Assemblyman James Ramos seeks to be the voice of Native Americans in California – San Bernardino Sun
The San Manuel reservation on which Assemblyman James Ramos, D-Highland, grew up is a far cry from the one that overlooks Highland and San Bernardino today.
“I lived in a mobile home back then,” Ramos said.
James Ramos sings a Cahuilla bird song at dusk on Thursday, November 18, 2021 at the San Manuel Preserve. (Photo by Watchara Phomicinda, The Press-Enterprise/SCNG) He graduated from high school in 1985. Many of the tribesmen had moved away from the poverty of the reservation, but the family of Ramos and others stayed, trying to make money by any means possible: selling cigarettes, renting stables for horse owners, and operating food stalls to sell fried bread and soda to riders.

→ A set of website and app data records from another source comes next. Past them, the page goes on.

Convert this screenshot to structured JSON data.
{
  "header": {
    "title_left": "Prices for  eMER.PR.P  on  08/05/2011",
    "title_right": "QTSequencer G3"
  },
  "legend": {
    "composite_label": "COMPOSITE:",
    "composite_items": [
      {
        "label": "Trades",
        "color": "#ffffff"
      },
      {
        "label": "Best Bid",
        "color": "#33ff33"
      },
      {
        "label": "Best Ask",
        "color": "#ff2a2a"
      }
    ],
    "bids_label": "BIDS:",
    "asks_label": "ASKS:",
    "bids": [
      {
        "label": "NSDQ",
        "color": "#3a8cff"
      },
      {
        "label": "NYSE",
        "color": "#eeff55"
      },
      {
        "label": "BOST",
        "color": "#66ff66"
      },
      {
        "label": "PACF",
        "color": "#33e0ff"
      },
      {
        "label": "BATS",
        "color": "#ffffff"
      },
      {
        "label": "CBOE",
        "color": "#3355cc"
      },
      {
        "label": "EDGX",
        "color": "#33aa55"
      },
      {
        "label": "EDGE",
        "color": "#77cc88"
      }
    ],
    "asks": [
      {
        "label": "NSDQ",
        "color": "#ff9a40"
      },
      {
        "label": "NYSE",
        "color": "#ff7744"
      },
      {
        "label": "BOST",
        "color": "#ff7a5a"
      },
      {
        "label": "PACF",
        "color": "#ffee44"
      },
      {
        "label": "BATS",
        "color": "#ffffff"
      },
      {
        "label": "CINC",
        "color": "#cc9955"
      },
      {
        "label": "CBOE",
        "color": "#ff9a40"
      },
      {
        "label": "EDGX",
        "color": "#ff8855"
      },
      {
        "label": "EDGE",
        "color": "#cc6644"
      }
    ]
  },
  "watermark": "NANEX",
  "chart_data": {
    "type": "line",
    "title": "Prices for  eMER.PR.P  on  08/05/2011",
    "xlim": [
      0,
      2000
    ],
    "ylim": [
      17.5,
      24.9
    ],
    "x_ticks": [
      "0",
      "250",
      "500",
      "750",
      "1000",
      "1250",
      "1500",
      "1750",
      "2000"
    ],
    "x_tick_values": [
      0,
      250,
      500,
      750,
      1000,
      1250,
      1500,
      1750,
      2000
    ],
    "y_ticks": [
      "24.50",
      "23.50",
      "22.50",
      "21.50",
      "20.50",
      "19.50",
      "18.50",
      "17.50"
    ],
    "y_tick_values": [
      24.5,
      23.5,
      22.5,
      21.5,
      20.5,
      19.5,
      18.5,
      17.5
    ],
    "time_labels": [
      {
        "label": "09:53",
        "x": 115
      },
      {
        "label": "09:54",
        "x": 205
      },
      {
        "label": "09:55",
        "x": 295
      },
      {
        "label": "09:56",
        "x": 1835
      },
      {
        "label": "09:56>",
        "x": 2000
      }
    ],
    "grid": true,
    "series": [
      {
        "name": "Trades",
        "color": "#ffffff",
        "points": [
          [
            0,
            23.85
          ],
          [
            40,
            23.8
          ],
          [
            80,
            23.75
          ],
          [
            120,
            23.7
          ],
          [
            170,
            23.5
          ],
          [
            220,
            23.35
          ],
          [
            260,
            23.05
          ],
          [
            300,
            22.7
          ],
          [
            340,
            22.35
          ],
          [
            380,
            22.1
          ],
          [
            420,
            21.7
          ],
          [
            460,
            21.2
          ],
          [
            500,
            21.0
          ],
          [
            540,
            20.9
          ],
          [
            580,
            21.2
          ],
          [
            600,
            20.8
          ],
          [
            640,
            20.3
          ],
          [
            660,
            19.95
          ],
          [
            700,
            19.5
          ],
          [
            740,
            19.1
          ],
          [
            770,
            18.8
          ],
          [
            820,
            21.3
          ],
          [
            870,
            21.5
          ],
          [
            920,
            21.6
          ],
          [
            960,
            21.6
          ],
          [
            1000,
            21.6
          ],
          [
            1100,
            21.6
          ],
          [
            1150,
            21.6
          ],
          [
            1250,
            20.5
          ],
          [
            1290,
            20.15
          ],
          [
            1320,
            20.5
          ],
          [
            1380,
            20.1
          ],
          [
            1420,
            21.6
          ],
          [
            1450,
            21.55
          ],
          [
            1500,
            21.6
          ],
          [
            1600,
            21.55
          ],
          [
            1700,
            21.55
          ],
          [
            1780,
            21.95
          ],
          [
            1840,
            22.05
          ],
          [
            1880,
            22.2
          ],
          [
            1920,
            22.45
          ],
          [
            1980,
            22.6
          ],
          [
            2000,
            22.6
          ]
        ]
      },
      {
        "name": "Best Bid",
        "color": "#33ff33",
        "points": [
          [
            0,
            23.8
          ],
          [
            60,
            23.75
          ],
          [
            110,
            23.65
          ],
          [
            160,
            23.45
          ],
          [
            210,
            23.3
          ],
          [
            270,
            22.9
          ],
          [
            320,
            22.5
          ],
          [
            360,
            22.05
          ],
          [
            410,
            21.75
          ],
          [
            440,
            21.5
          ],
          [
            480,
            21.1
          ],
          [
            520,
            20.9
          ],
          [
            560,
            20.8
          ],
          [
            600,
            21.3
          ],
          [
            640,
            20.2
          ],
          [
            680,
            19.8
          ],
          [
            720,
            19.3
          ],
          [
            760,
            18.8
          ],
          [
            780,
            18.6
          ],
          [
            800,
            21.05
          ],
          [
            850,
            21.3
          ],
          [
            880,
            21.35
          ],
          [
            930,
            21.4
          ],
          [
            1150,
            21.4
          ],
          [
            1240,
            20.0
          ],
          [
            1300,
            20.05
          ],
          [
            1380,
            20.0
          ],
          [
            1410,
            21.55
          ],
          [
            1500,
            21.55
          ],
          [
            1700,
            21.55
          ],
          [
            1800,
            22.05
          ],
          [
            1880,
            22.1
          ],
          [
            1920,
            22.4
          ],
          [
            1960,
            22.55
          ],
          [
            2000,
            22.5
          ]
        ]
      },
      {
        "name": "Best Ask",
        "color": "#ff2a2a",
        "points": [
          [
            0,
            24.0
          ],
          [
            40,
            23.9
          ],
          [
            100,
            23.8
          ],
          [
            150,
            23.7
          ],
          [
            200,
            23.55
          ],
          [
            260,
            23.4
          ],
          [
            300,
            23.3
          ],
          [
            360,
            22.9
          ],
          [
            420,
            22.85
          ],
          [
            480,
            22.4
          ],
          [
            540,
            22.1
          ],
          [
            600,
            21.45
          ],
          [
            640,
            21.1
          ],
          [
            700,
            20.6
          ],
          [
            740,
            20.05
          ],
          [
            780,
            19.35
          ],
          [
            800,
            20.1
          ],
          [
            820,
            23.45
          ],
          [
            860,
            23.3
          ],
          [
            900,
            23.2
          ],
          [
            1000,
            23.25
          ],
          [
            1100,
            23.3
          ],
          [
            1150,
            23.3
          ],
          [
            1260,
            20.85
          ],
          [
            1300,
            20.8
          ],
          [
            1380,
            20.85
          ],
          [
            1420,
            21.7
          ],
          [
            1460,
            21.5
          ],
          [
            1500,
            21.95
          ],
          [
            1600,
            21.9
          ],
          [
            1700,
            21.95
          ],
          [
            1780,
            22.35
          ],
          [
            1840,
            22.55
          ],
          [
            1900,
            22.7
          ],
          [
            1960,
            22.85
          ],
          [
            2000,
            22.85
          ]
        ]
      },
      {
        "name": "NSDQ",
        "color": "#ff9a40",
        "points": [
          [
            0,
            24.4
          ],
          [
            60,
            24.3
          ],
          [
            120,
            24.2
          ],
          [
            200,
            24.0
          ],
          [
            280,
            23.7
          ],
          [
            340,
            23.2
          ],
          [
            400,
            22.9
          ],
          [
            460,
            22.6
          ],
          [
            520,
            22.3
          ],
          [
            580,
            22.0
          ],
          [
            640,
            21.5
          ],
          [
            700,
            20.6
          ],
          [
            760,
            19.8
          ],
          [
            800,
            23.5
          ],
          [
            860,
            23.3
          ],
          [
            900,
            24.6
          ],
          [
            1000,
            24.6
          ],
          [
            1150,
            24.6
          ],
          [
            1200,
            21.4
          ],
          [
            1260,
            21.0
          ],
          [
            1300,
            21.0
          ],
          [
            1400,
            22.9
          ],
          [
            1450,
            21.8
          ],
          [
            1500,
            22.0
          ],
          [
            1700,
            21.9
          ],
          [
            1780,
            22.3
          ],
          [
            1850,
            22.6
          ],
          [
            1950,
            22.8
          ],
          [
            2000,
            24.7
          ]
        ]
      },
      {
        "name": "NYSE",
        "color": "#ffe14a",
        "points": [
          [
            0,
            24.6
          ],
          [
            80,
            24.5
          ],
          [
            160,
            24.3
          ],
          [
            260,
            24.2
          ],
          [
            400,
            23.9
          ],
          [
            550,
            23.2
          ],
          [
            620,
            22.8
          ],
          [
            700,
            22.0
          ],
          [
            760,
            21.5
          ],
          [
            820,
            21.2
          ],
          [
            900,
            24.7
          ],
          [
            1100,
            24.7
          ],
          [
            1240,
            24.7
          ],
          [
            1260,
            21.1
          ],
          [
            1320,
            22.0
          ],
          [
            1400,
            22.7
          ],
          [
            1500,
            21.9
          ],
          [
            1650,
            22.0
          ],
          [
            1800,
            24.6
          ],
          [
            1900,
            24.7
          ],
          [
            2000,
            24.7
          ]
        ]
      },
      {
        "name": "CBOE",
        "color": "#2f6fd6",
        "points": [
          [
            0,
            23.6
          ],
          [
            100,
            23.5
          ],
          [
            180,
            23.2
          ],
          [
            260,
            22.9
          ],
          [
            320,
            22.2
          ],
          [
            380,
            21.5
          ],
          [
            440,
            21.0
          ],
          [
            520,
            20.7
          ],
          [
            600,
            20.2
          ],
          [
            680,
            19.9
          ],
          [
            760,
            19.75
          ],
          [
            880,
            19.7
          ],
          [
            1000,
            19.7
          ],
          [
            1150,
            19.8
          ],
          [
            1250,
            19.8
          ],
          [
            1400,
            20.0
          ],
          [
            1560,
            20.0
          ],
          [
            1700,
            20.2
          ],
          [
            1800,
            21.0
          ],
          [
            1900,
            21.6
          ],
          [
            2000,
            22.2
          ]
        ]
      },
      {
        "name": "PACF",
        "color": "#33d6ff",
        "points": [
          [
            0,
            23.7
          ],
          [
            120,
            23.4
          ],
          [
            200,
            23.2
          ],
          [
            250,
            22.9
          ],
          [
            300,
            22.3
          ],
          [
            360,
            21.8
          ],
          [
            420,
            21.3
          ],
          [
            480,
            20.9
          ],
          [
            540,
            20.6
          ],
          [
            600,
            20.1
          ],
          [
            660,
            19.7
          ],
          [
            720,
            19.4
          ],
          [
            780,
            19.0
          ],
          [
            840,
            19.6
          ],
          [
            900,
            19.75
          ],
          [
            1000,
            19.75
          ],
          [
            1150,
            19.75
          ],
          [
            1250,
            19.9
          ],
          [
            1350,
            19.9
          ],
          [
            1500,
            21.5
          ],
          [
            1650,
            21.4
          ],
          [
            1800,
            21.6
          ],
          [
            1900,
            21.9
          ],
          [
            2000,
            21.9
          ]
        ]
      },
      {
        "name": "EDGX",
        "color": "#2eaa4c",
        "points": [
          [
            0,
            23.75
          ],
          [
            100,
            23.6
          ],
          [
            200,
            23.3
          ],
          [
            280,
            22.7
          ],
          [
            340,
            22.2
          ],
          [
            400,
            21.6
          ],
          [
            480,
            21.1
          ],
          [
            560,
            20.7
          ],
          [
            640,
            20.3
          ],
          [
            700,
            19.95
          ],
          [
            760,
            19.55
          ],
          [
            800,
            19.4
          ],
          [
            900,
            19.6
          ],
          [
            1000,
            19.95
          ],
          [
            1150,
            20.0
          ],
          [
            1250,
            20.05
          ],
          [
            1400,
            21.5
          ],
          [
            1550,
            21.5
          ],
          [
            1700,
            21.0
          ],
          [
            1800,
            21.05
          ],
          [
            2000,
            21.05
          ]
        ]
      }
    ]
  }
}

Then, in 1987, the United States Supreme Court effectively legalized tribal casinos in the landmark California v. Cabazon Band of Indians. Everything changed for the San Manuel Band. Mansions with infinity pools have replaced mobile homes on the reserve.
“But make no mistake: there is still a lot of need in Indian country,” Ramos said.
Memories of his youth led Ramos into politics, first in tribal government and then on the San Bernardino County Board of Supervisors.
When Ramos ran for county supervisor in 2012, political ads asked if he could run for non-tribal office. It was a matter settled by Congress nearly a century ago with the Indian Citizenship Act of 1924.
“Then I was attacked being called ‘casino boss’ and all these different things,” Ramos said. “And that’s where you start to do a lot of soul-searching.”
“What’s worth it and going through all these things is standing up for that voice that hasn’t been heard,” he said.
Serrano’s story is now taught at San Bernardino Valley College. The board of trustees transferred 30 acres of land near Joshua Tree to the Native American Land Conservancy to preserve ancient Native American petroglyphs at Coyote Hole. Ramos intends to introduce a bill in the next legislative session incorporating more Native American history into the social studies and history curricula for public school students.
In 2018, he was elected to the California State Assembly, becoming the first – and currently only – Native American from a California tribe in the state legislature.
“Wherever we go, we are always trying to create a better place for all of us. But I think one thing is just to be grateful, okay, grateful where we came from, where we are now. And never forgetting that people have sacrificed their lives for us to be here. And it’s the voice we continue to raise, in everything we do.